- Robert E. Petersen Collection
- Ancient Firearms - 1350 to 1700
- Road to American Liberty - 1700 to 1780
- A Prospering New Republic - 1780 to 1860
- The American West - 1850 to 1900
- Innovation, Oddities and Competition
- Theodore Roosevelt and Elegant Arms - 1880s to 1920s
- World War I and Firearms Innovation
- WWII, Korea, Vietnam and Beyond - 1940 to Present
- For the Fun of It
- Modern Firearms - 1950 to Present
- Hollywood Guns
- A Nation Asunder - 1861 to 1865
Percussion Cane Gun
Percussion cane guns are quite popular among collectors of 19th century firearms, curios, and oddities. Many well-to-do gentlemen carried similar gun canes for personal protection from the 1850s through the early 1900s, and individuals associated with Theodore Roosevelt are known to have possessed cane guns. Most cane gun examples found follow the basic Remington design.

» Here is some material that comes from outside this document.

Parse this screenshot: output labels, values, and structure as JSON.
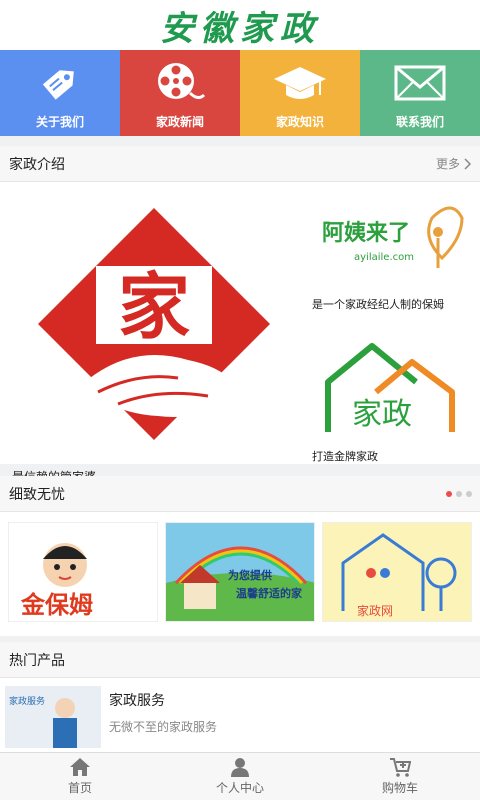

The Remington single-shot cane gun is unique in several
respects, including its status as the first long arm produced by
Remington. In addition, the Ilion arms makers were the only
major U.S. firearms firm to produce such a gun. Both
percussion and metallic cartridge versions were made by Remington.
J. F. Thomas, Remington's master mechanic, patented the device in
1858, and he received a patent extension in 1872. Both
patents shared the same number, and the patent applications were
written without specification as to ignition type. In fact,
the same design could be used with either percussion or metallic
cartridge, and this feature ensured Remington's exclusive rights to
U.S. manufacture of cane guns.
The basic design was also reproduced by domestic and foreign manufacturers for many years after the Remington patents lapsed.